**ABOUT THIS TASK:**
Match the string "true" against each line below, and copy every line that matches.

Dataset records:
● ● ● ● ●

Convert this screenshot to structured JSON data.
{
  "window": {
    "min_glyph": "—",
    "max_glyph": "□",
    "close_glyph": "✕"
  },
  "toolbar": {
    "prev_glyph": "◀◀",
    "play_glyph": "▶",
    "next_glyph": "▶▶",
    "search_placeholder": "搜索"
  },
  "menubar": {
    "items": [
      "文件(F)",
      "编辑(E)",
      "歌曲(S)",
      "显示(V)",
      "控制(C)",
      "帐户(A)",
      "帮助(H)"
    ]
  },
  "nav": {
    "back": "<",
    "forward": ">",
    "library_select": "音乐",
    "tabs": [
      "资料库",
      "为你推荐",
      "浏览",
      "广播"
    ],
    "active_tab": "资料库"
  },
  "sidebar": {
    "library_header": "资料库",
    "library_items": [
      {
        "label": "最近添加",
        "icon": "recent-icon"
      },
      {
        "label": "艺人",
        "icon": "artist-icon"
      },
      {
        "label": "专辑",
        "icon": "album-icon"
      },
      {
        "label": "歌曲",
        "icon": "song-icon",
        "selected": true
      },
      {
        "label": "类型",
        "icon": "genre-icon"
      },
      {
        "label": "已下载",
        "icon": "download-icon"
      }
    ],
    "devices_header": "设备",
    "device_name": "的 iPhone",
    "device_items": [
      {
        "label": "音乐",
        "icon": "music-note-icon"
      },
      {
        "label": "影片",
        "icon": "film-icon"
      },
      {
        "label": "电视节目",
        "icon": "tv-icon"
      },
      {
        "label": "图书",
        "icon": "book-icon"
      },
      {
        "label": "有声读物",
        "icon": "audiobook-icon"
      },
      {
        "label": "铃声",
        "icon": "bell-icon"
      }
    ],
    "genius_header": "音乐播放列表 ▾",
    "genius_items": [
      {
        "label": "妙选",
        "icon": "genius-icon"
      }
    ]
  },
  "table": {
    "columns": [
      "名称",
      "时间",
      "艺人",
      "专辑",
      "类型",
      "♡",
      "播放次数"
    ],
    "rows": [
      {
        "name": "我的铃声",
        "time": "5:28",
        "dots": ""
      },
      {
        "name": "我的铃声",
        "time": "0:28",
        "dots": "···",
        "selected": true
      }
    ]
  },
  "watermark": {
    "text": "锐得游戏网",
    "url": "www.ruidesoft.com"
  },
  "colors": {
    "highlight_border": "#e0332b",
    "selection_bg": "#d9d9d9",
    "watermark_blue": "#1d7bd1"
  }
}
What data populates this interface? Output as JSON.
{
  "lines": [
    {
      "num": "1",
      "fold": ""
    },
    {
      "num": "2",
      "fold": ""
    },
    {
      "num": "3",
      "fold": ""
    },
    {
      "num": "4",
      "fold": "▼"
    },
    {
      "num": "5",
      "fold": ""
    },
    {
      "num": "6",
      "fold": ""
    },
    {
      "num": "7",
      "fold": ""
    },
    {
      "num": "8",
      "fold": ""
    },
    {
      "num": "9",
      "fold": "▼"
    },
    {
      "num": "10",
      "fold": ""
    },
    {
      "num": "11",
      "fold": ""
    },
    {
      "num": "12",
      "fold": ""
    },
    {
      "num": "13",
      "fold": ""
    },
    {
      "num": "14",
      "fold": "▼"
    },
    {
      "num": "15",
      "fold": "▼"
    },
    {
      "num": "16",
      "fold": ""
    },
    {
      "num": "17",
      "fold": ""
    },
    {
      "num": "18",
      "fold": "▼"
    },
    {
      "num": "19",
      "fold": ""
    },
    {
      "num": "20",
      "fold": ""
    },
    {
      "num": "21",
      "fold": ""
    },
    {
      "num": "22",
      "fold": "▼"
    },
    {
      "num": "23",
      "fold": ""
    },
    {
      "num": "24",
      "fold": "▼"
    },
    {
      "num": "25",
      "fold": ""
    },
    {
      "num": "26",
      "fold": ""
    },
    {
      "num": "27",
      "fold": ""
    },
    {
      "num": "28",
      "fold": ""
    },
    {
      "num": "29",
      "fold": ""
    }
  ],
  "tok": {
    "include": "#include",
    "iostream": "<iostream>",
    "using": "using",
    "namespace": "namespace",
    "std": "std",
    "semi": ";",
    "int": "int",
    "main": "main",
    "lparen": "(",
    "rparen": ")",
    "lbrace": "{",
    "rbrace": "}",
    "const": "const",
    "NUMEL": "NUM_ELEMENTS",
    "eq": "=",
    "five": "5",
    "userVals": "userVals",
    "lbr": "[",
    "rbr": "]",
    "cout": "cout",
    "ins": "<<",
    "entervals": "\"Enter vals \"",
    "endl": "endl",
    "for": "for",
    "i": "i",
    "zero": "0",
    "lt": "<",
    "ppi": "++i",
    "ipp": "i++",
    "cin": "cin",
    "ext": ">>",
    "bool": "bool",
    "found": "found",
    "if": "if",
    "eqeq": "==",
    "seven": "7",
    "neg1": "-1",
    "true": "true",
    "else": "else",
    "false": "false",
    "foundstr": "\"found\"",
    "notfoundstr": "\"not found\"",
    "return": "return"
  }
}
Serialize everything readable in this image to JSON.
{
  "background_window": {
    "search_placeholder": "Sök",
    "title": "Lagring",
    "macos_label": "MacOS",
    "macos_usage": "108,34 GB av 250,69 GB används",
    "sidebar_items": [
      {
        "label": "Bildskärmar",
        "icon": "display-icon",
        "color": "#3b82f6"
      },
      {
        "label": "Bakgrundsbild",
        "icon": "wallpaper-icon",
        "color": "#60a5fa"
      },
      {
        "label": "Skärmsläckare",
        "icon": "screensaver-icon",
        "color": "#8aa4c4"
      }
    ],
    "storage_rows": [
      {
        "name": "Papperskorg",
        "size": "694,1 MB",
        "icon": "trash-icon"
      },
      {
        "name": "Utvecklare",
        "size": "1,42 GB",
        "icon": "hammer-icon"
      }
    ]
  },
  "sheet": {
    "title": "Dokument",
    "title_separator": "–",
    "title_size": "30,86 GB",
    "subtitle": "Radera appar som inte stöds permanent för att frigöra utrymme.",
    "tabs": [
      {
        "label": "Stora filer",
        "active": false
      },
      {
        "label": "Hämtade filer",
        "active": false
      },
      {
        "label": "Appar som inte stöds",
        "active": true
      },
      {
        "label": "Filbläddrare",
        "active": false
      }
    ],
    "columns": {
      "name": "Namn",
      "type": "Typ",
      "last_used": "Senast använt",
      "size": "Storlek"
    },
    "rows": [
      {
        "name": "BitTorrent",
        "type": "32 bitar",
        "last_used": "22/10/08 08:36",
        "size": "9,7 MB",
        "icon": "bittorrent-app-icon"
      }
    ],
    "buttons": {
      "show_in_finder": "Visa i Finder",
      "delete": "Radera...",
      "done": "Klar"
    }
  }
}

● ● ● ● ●

**WRITTEN ANSWER:**
        "selected": true
        "selected": true
    "true": "true",
        "active": true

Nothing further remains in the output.